[Records from a data collection]
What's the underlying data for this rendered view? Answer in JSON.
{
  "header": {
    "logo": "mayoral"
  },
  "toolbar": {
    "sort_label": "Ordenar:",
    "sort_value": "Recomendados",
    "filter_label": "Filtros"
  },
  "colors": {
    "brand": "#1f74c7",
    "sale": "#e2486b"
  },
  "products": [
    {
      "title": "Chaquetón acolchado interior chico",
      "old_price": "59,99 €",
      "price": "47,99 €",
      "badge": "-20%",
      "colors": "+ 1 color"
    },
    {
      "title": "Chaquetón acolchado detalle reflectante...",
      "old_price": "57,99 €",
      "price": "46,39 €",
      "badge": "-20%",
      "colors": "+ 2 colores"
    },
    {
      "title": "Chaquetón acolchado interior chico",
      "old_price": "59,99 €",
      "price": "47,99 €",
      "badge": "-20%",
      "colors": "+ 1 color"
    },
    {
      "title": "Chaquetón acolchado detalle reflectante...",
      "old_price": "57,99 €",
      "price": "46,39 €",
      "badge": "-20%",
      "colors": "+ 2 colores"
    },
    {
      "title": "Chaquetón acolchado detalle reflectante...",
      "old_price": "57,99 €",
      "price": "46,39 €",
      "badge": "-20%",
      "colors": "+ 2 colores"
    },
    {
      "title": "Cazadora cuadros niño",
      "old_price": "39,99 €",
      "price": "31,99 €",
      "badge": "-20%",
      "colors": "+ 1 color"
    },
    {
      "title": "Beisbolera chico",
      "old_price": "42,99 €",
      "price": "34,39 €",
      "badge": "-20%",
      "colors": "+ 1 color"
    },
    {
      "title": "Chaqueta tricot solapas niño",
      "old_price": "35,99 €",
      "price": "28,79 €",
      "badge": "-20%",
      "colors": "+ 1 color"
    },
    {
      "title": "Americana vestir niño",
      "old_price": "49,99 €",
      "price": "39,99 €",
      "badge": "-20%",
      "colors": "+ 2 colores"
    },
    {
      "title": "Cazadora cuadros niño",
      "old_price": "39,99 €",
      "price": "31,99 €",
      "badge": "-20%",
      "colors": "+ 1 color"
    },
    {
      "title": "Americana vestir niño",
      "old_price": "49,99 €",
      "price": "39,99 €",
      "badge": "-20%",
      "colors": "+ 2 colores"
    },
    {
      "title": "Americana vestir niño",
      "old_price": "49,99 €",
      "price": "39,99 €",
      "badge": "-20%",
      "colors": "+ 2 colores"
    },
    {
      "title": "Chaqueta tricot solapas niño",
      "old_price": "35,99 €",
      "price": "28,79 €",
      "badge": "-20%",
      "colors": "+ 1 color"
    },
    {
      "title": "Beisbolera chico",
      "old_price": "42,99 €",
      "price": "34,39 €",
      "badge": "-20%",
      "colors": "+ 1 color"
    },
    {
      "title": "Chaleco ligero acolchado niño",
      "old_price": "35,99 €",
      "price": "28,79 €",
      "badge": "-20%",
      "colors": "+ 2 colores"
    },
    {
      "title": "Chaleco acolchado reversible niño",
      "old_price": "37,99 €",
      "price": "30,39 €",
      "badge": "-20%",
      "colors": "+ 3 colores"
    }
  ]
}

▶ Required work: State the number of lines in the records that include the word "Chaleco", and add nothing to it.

▶ Response to the task: 2